What to produce – Would you copy each line of the data below that has "Alpine"?

Exercise inputs –
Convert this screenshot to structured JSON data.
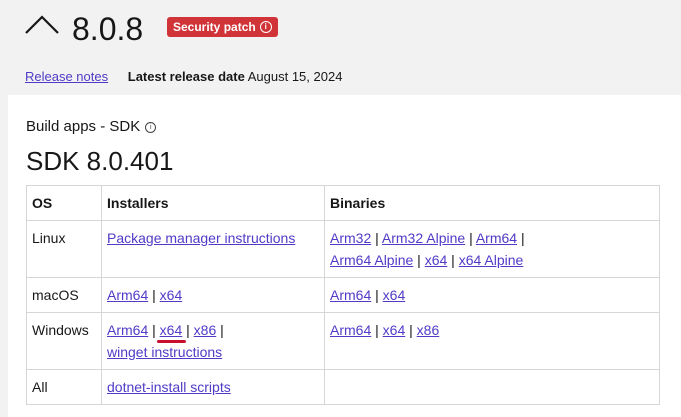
{
  "header": {
    "version": "8.0.8",
    "badge_label": "Security patch",
    "release_notes_link": "Release notes",
    "latest_release_label": "Latest release date",
    "latest_release_date": "August 15, 2024"
  },
  "sdk": {
    "section_title": "Build apps - SDK",
    "title": "SDK 8.0.401",
    "columns": [
      "OS",
      "Installers",
      "Binaries"
    ],
    "rows": [
      {
        "os": "Linux",
        "installers": [
          "Package manager instructions"
        ],
        "binaries": [
          "Arm32",
          "Arm32 Alpine",
          "Arm64",
          "Arm64 Alpine",
          "x64",
          "x64 Alpine"
        ]
      },
      {
        "os": "macOS",
        "installers": [
          "Arm64",
          "x64"
        ],
        "binaries": [
          "Arm64",
          "x64"
        ]
      },
      {
        "os": "Windows",
        "installers": [
          "Arm64",
          "x64",
          "x86",
          "winget instructions"
        ],
        "binaries": [
          "Arm64",
          "x64",
          "x86"
        ]
      },
      {
        "os": "All",
        "installers": [
          "dotnet-install scripts"
        ],
        "binaries": []
      }
    ]
  },
  "colors": {
    "link": "#4f3bc7",
    "badge_bg": "#d13438",
    "annotation": "#c8102e"
  }
}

Exercise result –
          "Arm32 Alpine",
          "Arm64 Alpine",
          "x64 Alpine"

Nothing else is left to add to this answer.